Loners. Particularly weird loners with unpronounceable names. Carrying an axe.
. Yep, that's scary -- a storyline that has been used for generations to scare the pants off cinema-goers.
So, what about loner exoplanets? There are thought to be loads of exoplanets out there, but a few of them are too small and too distant from their host stars to be detected by conventional telescopes. However, sometimes, astronomers get lucky and spot one of these extra-solar loners.
Take MOA-2009-BLG-266Lb for example. (Sounds like a weirdo, right?) It's a "super-Earth" that would normally orbit its star too far away to be spotted. But, with the help of general relativity, its 10-Earth mass bulk bends spacetime just enough to focus its star's light when seen from Earth. This is known as a "microlensing" event, and though rare, it can pick out tiny rocky worlds floating far from home.

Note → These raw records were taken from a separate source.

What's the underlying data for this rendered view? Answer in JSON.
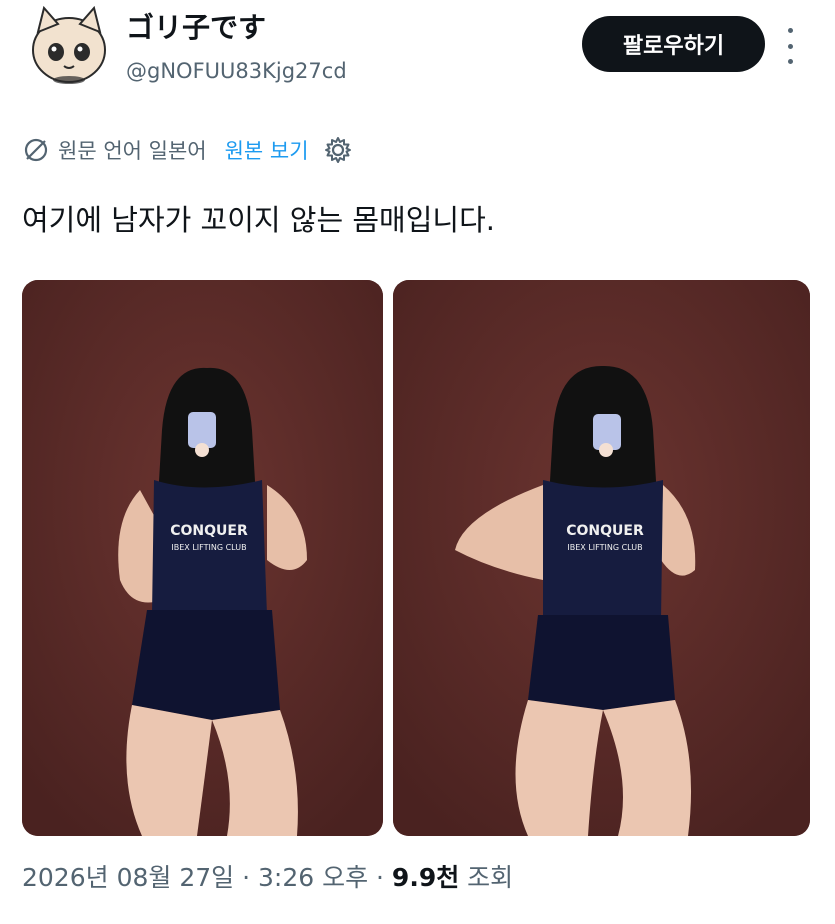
{
  "user": {
    "display_name": "ゴリ子です",
    "handle": "@gNOFUU83Kjg27cd",
    "avatar_icon": "cartoon-cat-avatar"
  },
  "actions": {
    "follow_label": "팔로우하기",
    "more_icon": "more-vertical-icon"
  },
  "translation": {
    "icon": "translate-slash-icon",
    "source_language": "원문 언어 일본어",
    "show_original": "원본 보기",
    "settings_icon": "gear-icon"
  },
  "tweet": {
    "text": "여기에 남자가 꼬이지 않는 몸매입니다.",
    "photos": [
      {
        "shirt_text": "CONQUER",
        "shirt_sub": "IBEX LIFTING CLUB"
      },
      {
        "shirt_text": "CONQUER",
        "shirt_sub": "IBEX LIFTING CLUB"
      }
    ]
  },
  "meta": {
    "date": "2026년 08월 27일",
    "sep1": " · ",
    "time": "3:26 오후",
    "sep2": " · ",
    "views_count": "9.9천",
    "views_label": " 조회"
  },
  "colors": {
    "text": "#0f1419",
    "secondary": "#536471",
    "link": "#1d9bf0",
    "button_bg": "#0f1419",
    "photo_bg": "#5a2a27"
  }
}
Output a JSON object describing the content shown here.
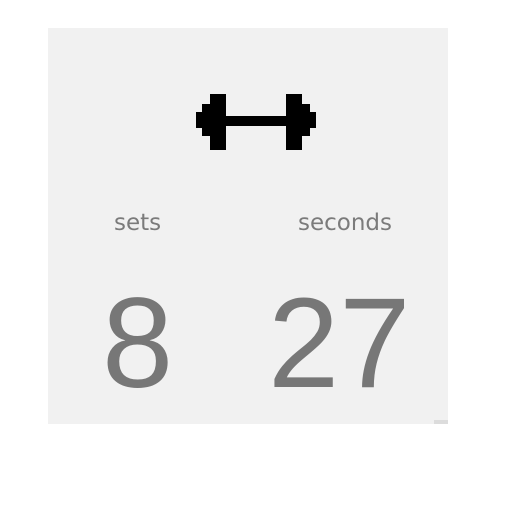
{
  "workout": {
    "icon": "dumbbell-icon",
    "sets_label": "sets",
    "seconds_label": "seconds",
    "sets_value": "8",
    "seconds_value": "27"
  },
  "colors": {
    "card_background": "#f1f1f1",
    "text_gray": "#777777",
    "icon_black": "#000000"
  }
}
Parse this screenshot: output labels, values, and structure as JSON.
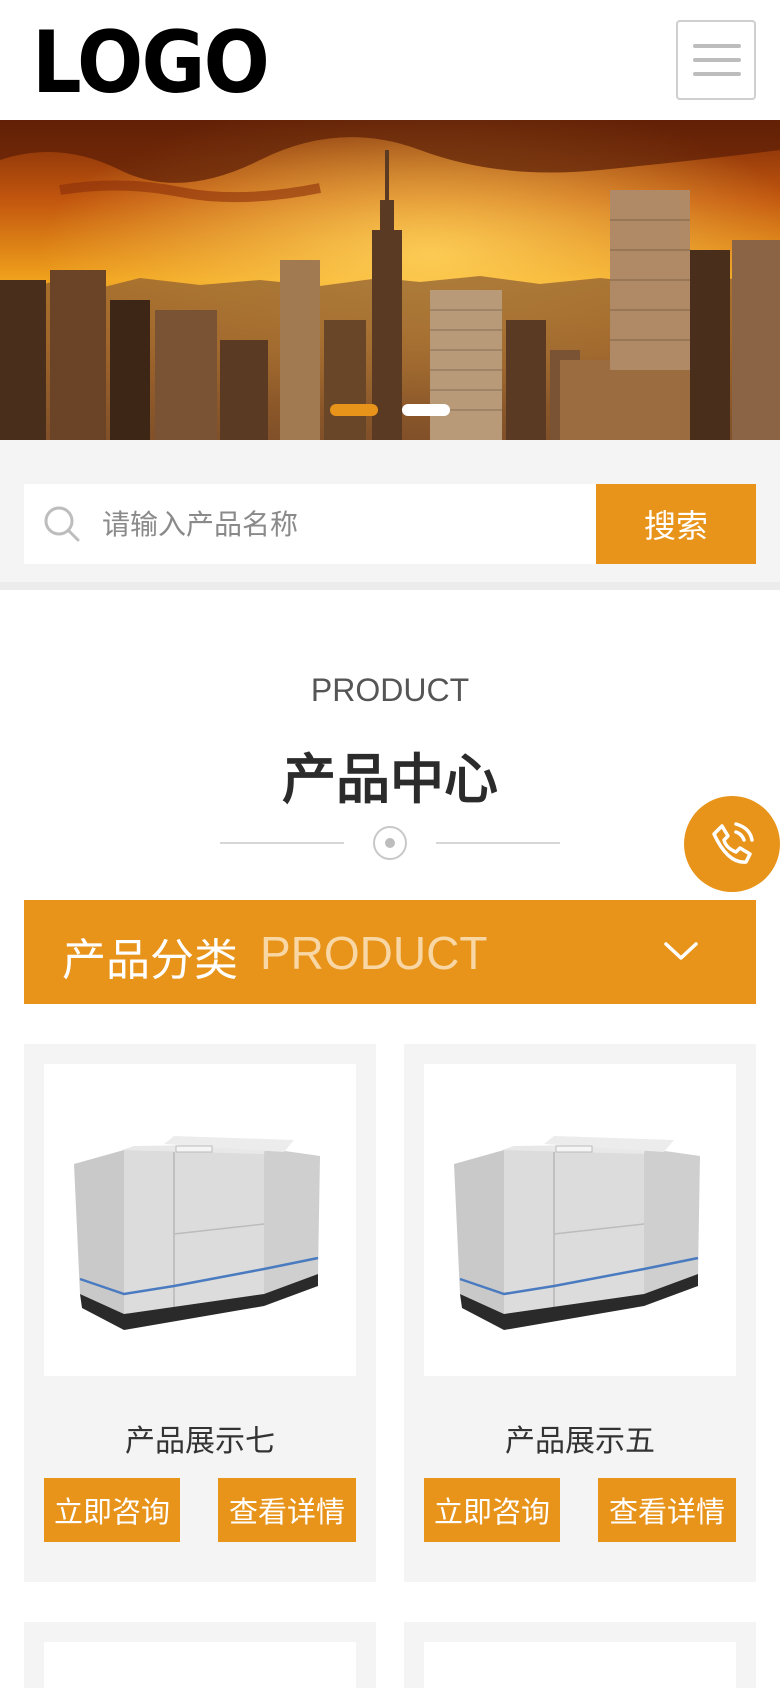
{
  "header": {
    "logo_text": "LOGO",
    "menu_icon": "hamburger-menu-icon"
  },
  "banner": {
    "slides_total": 2,
    "active_slide": 1
  },
  "search": {
    "placeholder": "请输入产品名称",
    "button_label": "搜索"
  },
  "product_section": {
    "title_en": "PRODUCT",
    "title_cn": "产品中心"
  },
  "category_bar": {
    "label_cn": "产品分类",
    "label_en": "PRODUCT"
  },
  "products": [
    {
      "name": "产品展示七",
      "consult_label": "立即咨询",
      "detail_label": "查看详情"
    },
    {
      "name": "产品展示五",
      "consult_label": "立即咨询",
      "detail_label": "查看详情"
    }
  ],
  "colors": {
    "accent": "#e8941a",
    "background_gray": "#f4f4f4"
  },
  "floating": {
    "phone_icon": "phone-call-icon"
  }
}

And then there's the case of PSO J318.5-22 (pictured here) -- a free-floating exoplanet that appears to have lost its parent star all together. But then again, it might not be a planet at all, more of a "failed star." That moniker shouldn't give this lonely guy self esteem issues at all...
These exoplanetary loners may not be carrying an axe, but they do pose many questions as to how they evolved so far away from their stars (if they had stars in the first place, that is).